Task: Every line below that contains the word "description" must be copied.

##### Data under study

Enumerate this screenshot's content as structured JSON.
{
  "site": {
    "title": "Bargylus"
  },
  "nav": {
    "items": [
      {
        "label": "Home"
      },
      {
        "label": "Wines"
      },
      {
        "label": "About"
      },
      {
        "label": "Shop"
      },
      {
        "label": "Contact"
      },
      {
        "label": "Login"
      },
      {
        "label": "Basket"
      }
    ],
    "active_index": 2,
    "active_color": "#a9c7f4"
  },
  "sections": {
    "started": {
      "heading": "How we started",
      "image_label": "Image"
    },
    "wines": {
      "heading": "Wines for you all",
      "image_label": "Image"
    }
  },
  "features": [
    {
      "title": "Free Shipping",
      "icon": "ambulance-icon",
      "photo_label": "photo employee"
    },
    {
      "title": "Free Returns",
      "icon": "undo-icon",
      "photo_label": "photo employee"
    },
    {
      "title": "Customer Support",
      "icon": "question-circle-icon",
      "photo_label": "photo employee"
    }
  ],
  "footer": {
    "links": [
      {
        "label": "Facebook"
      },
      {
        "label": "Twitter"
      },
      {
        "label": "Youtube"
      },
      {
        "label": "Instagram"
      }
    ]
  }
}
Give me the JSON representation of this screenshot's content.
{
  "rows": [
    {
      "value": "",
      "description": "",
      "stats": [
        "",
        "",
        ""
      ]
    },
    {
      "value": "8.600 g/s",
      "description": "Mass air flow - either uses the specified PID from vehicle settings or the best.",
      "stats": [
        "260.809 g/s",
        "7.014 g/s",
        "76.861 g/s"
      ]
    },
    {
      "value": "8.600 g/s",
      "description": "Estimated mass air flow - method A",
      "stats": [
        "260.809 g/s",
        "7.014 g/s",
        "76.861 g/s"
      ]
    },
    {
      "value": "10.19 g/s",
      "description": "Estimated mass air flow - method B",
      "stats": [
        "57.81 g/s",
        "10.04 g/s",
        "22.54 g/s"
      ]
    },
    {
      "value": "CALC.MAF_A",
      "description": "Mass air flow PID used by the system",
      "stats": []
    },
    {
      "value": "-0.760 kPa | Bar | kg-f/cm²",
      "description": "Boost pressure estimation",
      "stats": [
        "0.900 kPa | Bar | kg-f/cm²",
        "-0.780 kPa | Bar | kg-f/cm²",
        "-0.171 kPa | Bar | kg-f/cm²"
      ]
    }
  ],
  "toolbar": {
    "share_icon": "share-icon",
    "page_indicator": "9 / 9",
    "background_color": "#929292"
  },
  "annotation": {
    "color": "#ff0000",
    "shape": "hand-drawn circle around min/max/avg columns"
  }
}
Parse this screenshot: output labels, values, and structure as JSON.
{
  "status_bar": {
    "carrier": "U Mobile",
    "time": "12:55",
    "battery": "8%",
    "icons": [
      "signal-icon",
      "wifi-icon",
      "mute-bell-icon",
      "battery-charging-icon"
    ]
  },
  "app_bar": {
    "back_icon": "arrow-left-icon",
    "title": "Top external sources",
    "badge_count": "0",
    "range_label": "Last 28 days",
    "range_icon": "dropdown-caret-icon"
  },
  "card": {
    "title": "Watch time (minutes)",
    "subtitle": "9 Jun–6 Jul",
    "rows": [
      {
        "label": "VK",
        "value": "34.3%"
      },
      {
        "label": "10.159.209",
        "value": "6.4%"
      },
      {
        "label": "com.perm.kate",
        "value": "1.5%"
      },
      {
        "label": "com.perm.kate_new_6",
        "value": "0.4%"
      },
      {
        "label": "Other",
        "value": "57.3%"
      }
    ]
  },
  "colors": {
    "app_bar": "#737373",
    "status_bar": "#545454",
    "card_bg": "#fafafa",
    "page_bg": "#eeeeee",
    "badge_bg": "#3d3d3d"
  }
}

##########

Response area:
      "description": "",
      "description": "Mass air flow - either uses the specified PID from vehicle settings or the best.",
      "description": "Estimated mass air flow - method A",
      "description": "Estimated mass air flow - method B",
      "description": "Mass air flow PID used by the system",
      "description": "Boost pressure estimation",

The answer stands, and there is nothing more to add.